  • Breath tests & answering questions. In the old days, you might advise people to refuse the breath test. However, you can no longer do that because you could be setting them up to commit a criminal act. (If you’ve previously refused a breath test, you can be charged with a new criminal offense, which is a first degree misdemeanor punishable up to one year in jail and a $1,000 fine).

    So, the best way someone can help themselves in a DUI situation is to not disclose how many drinks they’ve had. If they volunteer the information as to how many drinks they’ve had, I can assure you that will be used against them. If they’re asked where they’re coming from or where they were going, those questions do not have to be answered and any answers given to a law enforcement officer on that basis will also be used against them.

However, when given the opportunity to take the breath test, Umansky says that in many cases it would be wise to do so. He explained, “Unfortunately, that breath test will be used against them, but if they don’t take it, the penalties for refusing it can not only be criminal, but the periods of suspension can also be enhanced from at least a year to 18 months.”

  • Field sobriety tests. If they are asked to do field sobriety tests, there is no requirement that they have to stick up their leg for 30 seconds or walk down a line in the middle of the road or count their alphabet frontward or backwards. They can choose to refuse doing those things and there are no legal penalties associated with them. In fact, without the field sobriety test, the state’s case becomes weaker. Whether or not someone should complete those field sobriety tests is totally up to that person and a lawyer cannot necessarily advise as to whether the person should refuse them.
  • Do’s & Don’ts in Florida

    When stopped for a DUI, Umansky says that you should:

    -Be polite to the police officer.
    -Realize you could be on videotape.
    -Cooperate when being handcuffed by not resisting or struggling.
    -Give careful answers to questions.
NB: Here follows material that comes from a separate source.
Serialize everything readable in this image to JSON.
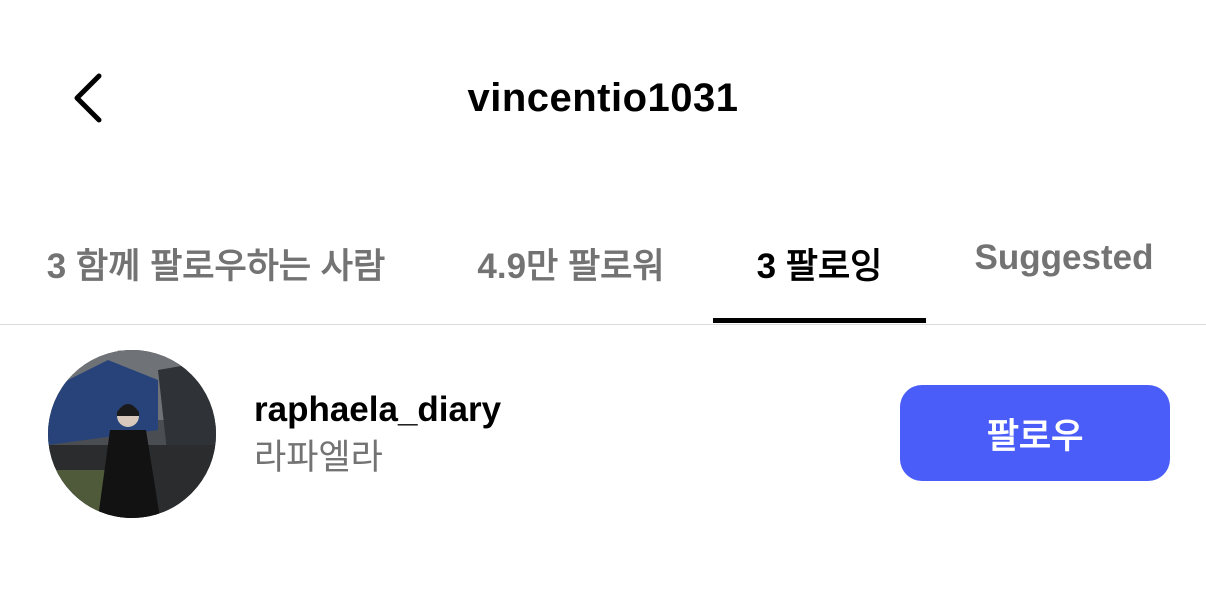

    However, he says that you should not:

    -Beg the officer to let you go.
    -Apologize to the officer.
    -Start crying and trying to negotiate or bargain with the officer.
    -Tell the officer you’re going to lose your job, your occupation, your career or your spouse.

    He says that all of those things will be used against you.

If you have a DUI issue, contact an experienced Florida DUI attorney to discuss your situation and evaluate your options. Consultations are free, without obligation and are strictly confidential.